``With a few exceptions, it starts with gold,'' Dorfman said. ``Americans love winning, and gold is the ultimate victory.''
Winning the silver medal at the 1980 Lake Placid Olympics brought modest fame to figure skater Linda Fratianne, who appeared on television commercials for Procter & Gamble, made two exercise videos and skated for 10 years with Disney on Ice. For Fratianne, not winning gold was a ``blessing in disguise.''
``I'm a very private person,'' Fratianne said. ``All the attention I got was the perfect amount I could handle.''
Fellow skater Nancy Kerrigan had greater commercial success, signing a Disney contract worth a reported $2 million. Forbes estimated she made twice that in endorsements in 1994, the year she won a silver medal.
But had she won a gold medal, some experts say, she could have joined Dorothy Hamill and Peggy Fleming as an icon recognized on television decades after her Olympic moment.
``What hurt more than anything was that she finished second,'' said Kaminsky, who represented speedskater Eric Heiden and the 1980 U.S. men's hockey team.
A few post-Olympic slip-ups also hurt, Dorfman said. Kerrigan was ready to become a media darling after a silver-medal performance at the 1994 Games in Lillehammer. Images of her crying ``why me?'' after associates of rival Tonya Harding struck her in the knee won her worldwide sympathy. But during a paid appearance in a Disney parade, Kerrigan was filmed saying: ``This is so corny. ... I hate this.''
``She could have been the next Mary Lou Retton,'' Dorfman said. ``You just don't disparage Disneyland. That's a holy icon in America, and there's no way to kind of fix that.''
Jerry Solomon, Kerrigan's husband and agent, said that her words were taken out of context and that she had secured numerous endorsements before the Harding ordeal. Although a television movie by Disney was canceled, Solomon said the comment had nothing to do with it.
``I think that it's always fun for everybody to speculate on the dollar,'' he said. ``I don't really know whether any of that cost her a dollar or a million dollars or made her a million dollars.''
Skater Timothy Goebel, 25, won no endorsements after winning the bronze in Salt Lake City in 2002. ``Men's figure skating is really not such a huge draw for sponsorships,'' said Goebel, who is retiring from competitive skating after failing to win a spot on the Turin team.
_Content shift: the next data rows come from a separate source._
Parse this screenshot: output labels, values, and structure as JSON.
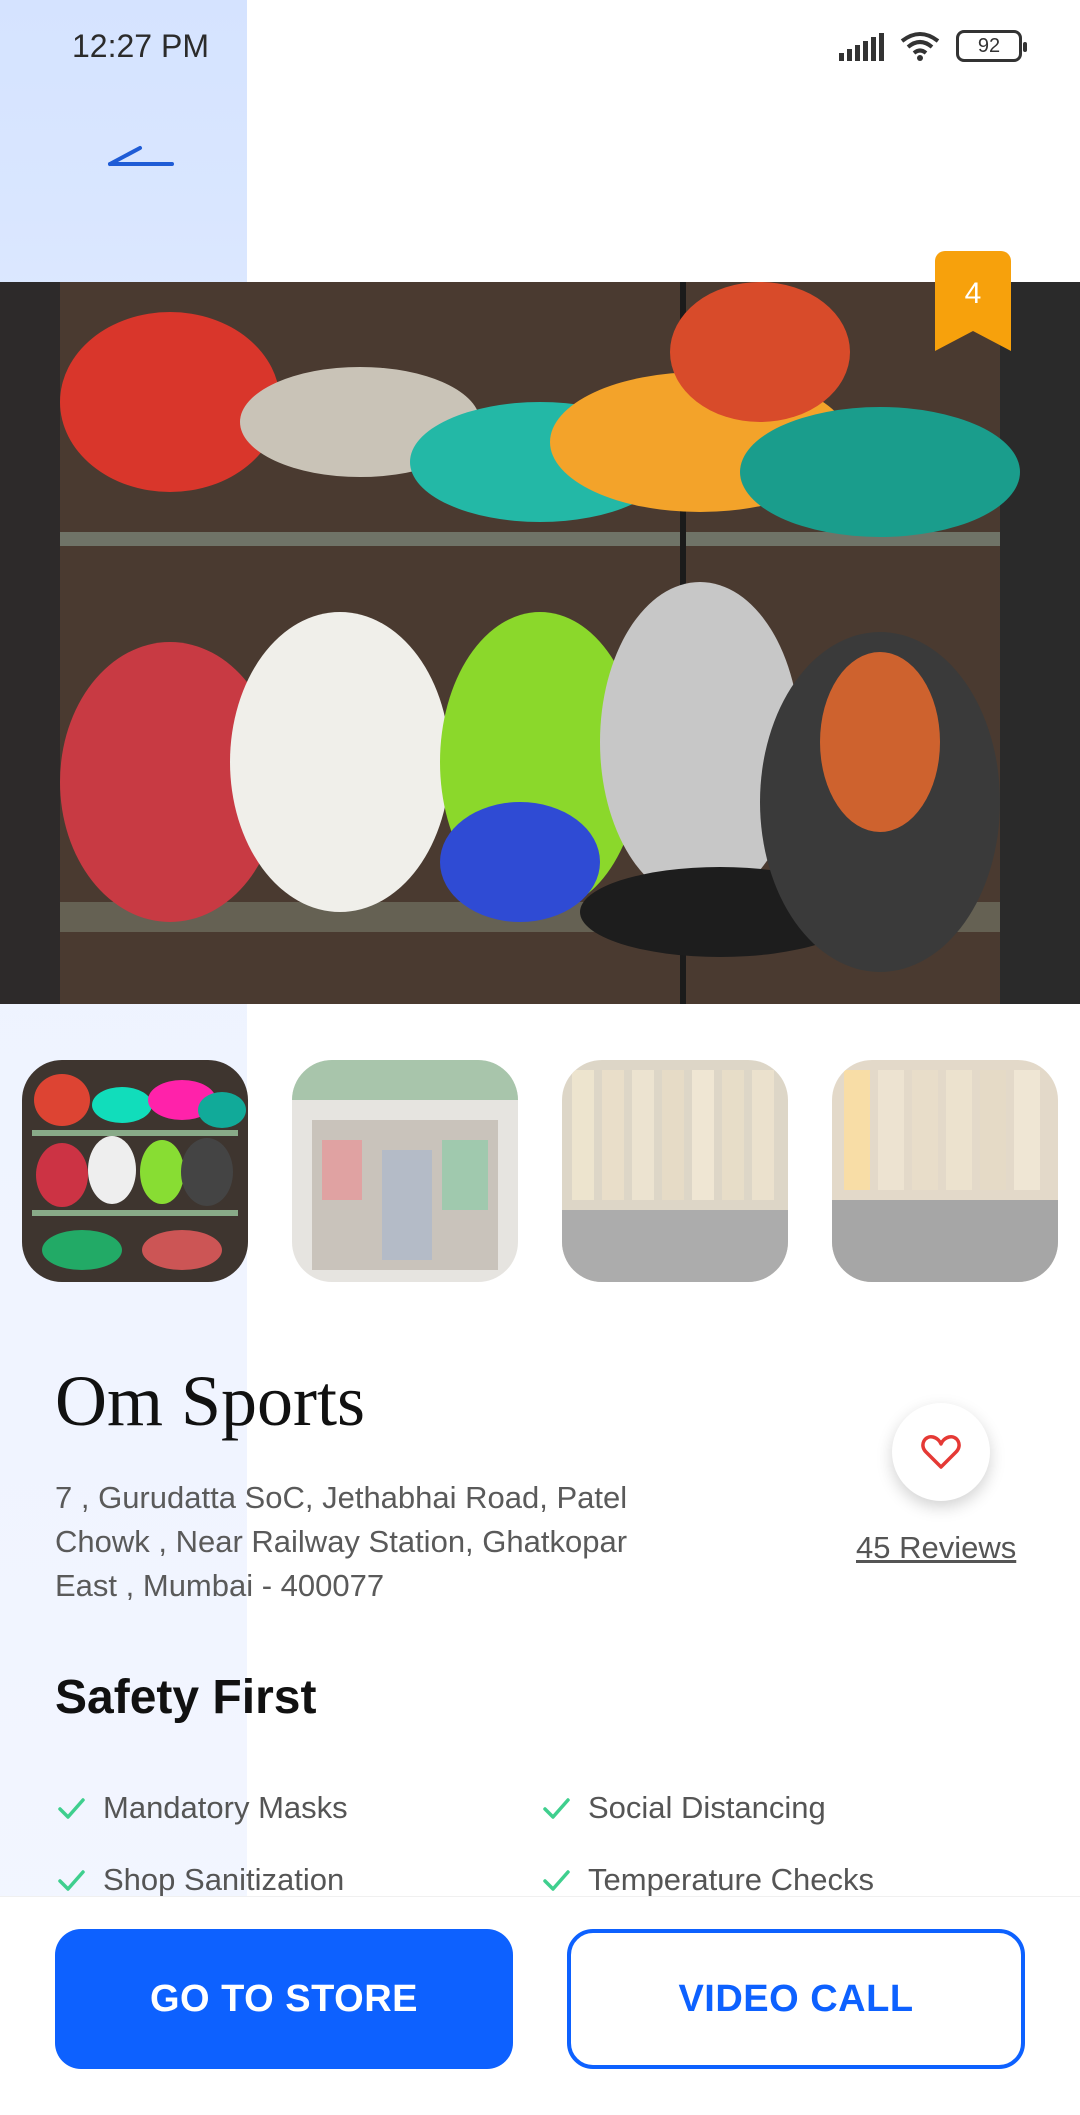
{
  "status_bar": {
    "time": "12:27 PM",
    "battery": "92"
  },
  "badge": {
    "count": "4"
  },
  "thumbnails": [
    {
      "name": "Shoes display"
    },
    {
      "name": "Store front"
    },
    {
      "name": "Cricket bats"
    },
    {
      "name": "Bats rack"
    }
  ],
  "shop": {
    "title": "Om Sports",
    "address": " 7 , Gurudatta SoC, Jethabhai Road, Patel Chowk , Near Railway Station, Ghatkopar East , Mumbai - 400077",
    "reviews": "45 Reviews"
  },
  "safety": {
    "title": "Safety First",
    "items": [
      "Mandatory Masks",
      "Social Distancing",
      "Shop Sanitization",
      "Temperature Checks"
    ]
  },
  "actions": {
    "primary": "GO TO STORE",
    "secondary": "VIDEO CALL"
  },
  "colors": {
    "accent": "#0d61ff",
    "badge": "#f7a10c",
    "check": "#3fcf8e",
    "heart": "#e53935"
  }
}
He has since had ``very limited'' opportunities, and only in figure-skating circles, Goebel said, and though he'd welcome the chance to do professional skating tours before attending college, that may not happen as much as he would like.
``A lot of it depends on whether another American man medals in Turin. If someone comes along and gets a medal, I'm kind of old news,'' said Goebel, who stressed that he wanted U.S. skaters to do well.
Not every Olympian wants a celebrity career. Gold medalist Sarah Hughes was flooded with commercial opportunities after becoming the surprise darling of the 2002 Olympics but turned most down, said her agent, Kaminsky.
``They were walking into her father's office once an hour for probably a few months,'' he said. ``Her major interest is to go to college.''
Such attention isn't a problem for those in less-well-known sports such as luge and the biathlon. Jim Shea Jr., who won the gold in skeleton in 2002, recalls soliciting his own endorsement deals with a local bank in Utah and Sprint before the Salt Lake City Olympics. It helped that he had a compelling personal story: He was a third-generation Olympian whose grandfather died a month before his competition.
``I negotiated all the deals myself,'' he said. ``I would ask companies to help me out and they'd say, 'Sounds great. Just one thing: What's skeleton?' ''
Chris Thorpe, the luger, said the excitement over his victories died down after about two months and today, few of his students realize that he was in the Olympics. But, Thorpe, 35, who holds 31 international medals and numerous American records, is satisfied with the money he earned from race winnings.
``My wife and I don't have car payments or a mortgage,'' Thorpe said. ``It was enough. It was a great lifestyle. I did pretty well for riding a sled down a mountain.''
BARBIEis coming for your towel, too.